  22. GAMMAL REINLENDAR (Old Rheinlander)
    In Norway, the schottische goes by the name of reinlendar. This traditional tune, in a typical Norwegian minor mode, is the preferred melody for the formalized folk dance, Reinlendar med Turar (Rheinlander in Figures). It is of course also ideal for simpler reinlendar forms as well. Here, featuring the Hardanger fiddling of Søren Nomeland, it can hardly be anything but Norwegian!

  23. TREKANT FRA HORSENS (Three-Corner Dance from Horsens)
    Incorporating a familiar fellowship song tune in its music, this challenging Danish folk dance for three couples is an excellent proving ground for no less than five Scandinavian dance steps: walk, run, polka, pivot-spin, and polska (often called polonaise step or Jydsk paa Næsen in Denmark). All this should be more than enough to keep dancers on their toes.

  24. SOUMALAINEN POLKKA (Finnish polka)
    In Suomi (Finland), the polkka is by far the most popular old-time dance rhythm. "Karjalan poikia" (The Karelian Boys) from the country's easternmost district is among the best-known melodies. In this sprightly rendition, Gunnar Hahn features his chromatic button accordion, a popular folk instrument in Finland.

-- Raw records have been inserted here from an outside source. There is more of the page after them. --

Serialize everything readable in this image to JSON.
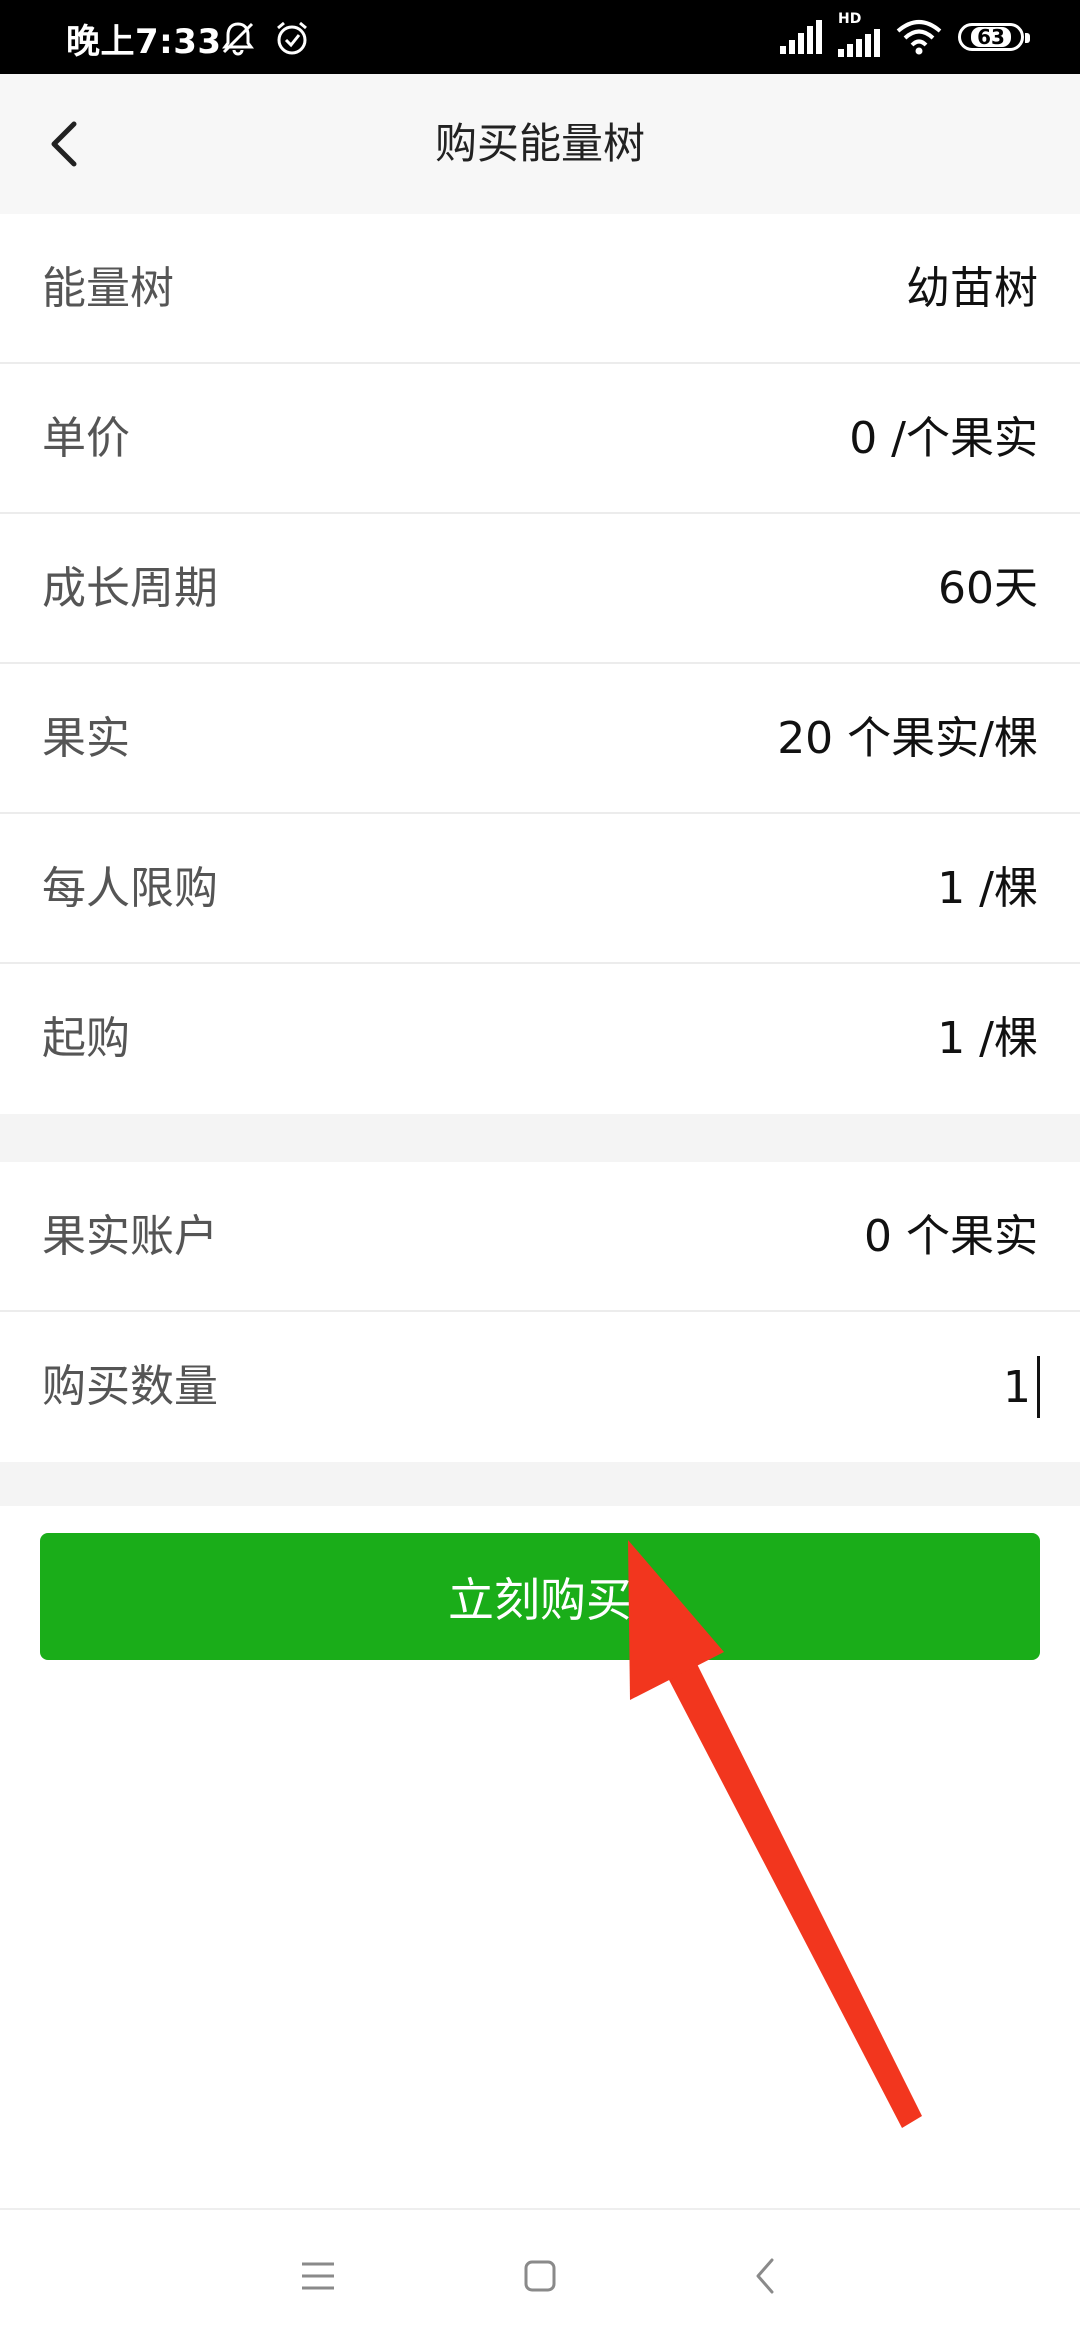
{
  "status_bar": {
    "time": "晚上7:33",
    "battery": "63",
    "network_label": "HD"
  },
  "nav": {
    "title": "购买能量树"
  },
  "info_rows": [
    {
      "label": "能量树",
      "value": "幼苗树"
    },
    {
      "label": "单价",
      "value": "0 /个果实"
    },
    {
      "label": "成长周期",
      "value": "60天"
    },
    {
      "label": "果实",
      "value": "20 个果实/棵"
    },
    {
      "label": "每人限购",
      "value": "1 /棵"
    },
    {
      "label": "起购",
      "value": "1 /棵"
    }
  ],
  "account_rows": {
    "fruit_account": {
      "label": "果实账户",
      "value": "0 个果实"
    },
    "quantity": {
      "label": "购买数量",
      "value": "1"
    }
  },
  "buy_button": {
    "label": "立刻购买"
  },
  "colors": {
    "accent_green": "#1aad19",
    "annotation_red": "#f2361e"
  },
  "icons": [
    "bell-off-icon",
    "alarm-icon",
    "signal-icon",
    "wifi-icon",
    "battery-icon",
    "back-chevron-icon",
    "menu-icon",
    "home-icon",
    "back-icon"
  ]
}
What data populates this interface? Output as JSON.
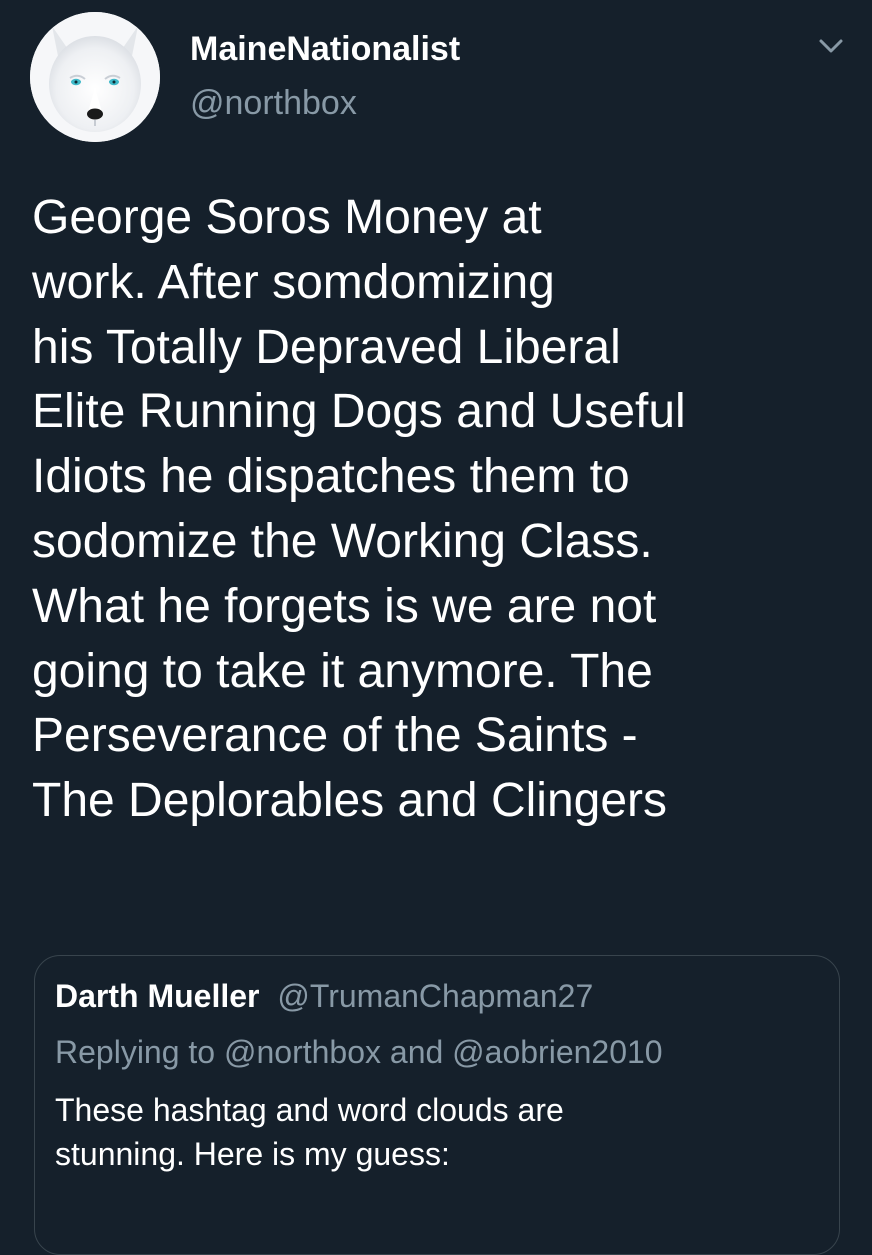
{
  "tweet": {
    "author": {
      "name": "MaineNationalist",
      "handle": "@northbox",
      "avatar_icon": "white-wolf-avatar"
    },
    "menu_icon": "chevron-down-icon",
    "text": "George Soros Money at\nwork.  After somdomizing\nhis Totally Depraved Liberal\nElite Running Dogs and Useful\nIdiots he dispatches them to\nsodomize the Working Class.\nWhat he forgets is we are not\ngoing to take it anymore. The\nPerseverance of the Saints -\nThe Deplorables and Clingers"
  },
  "quoted_tweet": {
    "author_name": "Darth Mueller",
    "author_handle": "@TrumanChapman27",
    "reply_context": "Replying to @northbox and @aobrien2010",
    "text": "These hashtag and word clouds are\nstunning. Here is my guess:"
  },
  "colors": {
    "background": "#15202b",
    "primary_text": "#ffffff",
    "secondary_text": "#8899a6",
    "border": "#38444d"
  }
}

    This two-couple dance from Östergötland (East Gothia) is a survival of the original form of polska known in southern Sweden as slängpolska (swing polka) which dates back to about 1600. As in its single-couple equivalent, it is danced on the spot rather than progressing around the room. Scandinavian folk dancers will recognize a close similarity in both step and form to Fyrmannadans (Dance for Four) which has long been a part of the formal Swedish folk dance repertoire. The two tunes here are "Polska från Gusum" and "Polska efter Pelle Fors."

  26. SØNDERHONING (Sønderho Dance)
    This Danish couple dance is from the island of Fanø, where survive some of Scandinavia's oldest dance traditions. In its common form it is characterized by a three-against-two relationship in the turn: dancing a triple-meter step to duple-meter rhythm. Latter-day research has determined that the proper tempo (nicely rendered here by Gunnar Hahn's ensemble) is considerably slower than that on the originally released 78rpm recording,.

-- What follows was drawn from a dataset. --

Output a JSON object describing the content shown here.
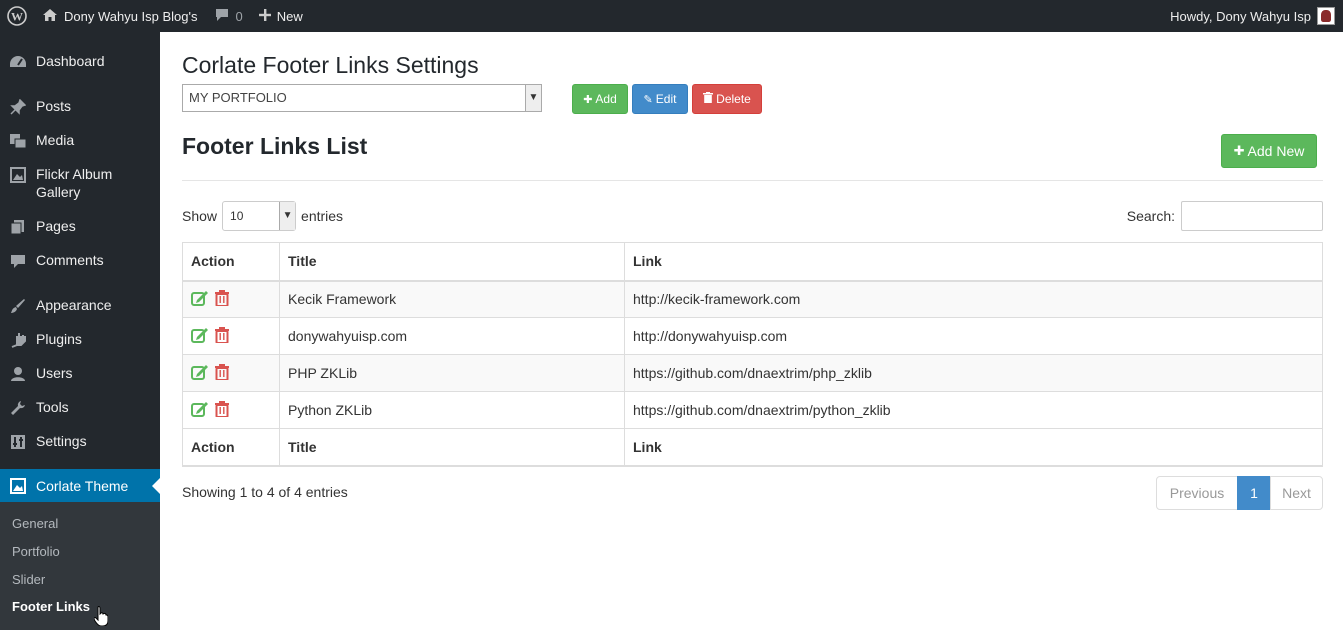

  27. ÅTTETUR FRA ASKER (Eightsome from Asker)
    Slow and dignified, in sharp contrast to the reel and polka, this circle waltz is from Asker in southern Norway. A product of the late rococo period, it is a highly stylized dance incorporating the deep bows and curtsies so essential to the social dances of that era. Although designed for eight persons (four couples), it may be danced by any number of couples in a small or moderately sized ring.

  28. HÄLSINGEPOLSKA (Polska from Hälsingland)
    Among the most stately of the many recently researched Swedish regional dances are certain polska variants from Hälsingland in north-central Sweden. That province's cultural contact with the Continent during the seventeenth and eighteenth centuries is evident in the decidedly baroque quality of these two melodies. This anthology of traditional Nordic rhythms finishes in an air of elegance mixed with the deep-woods mysticism of the legendary northlands.

Copyright © 1997 Skandia Music Foundation Dance Descriptions

You may freely distribute this page provided you agree to retain this copyright notice and mention that recordings for these dances are on the Viking Skandia CD, available from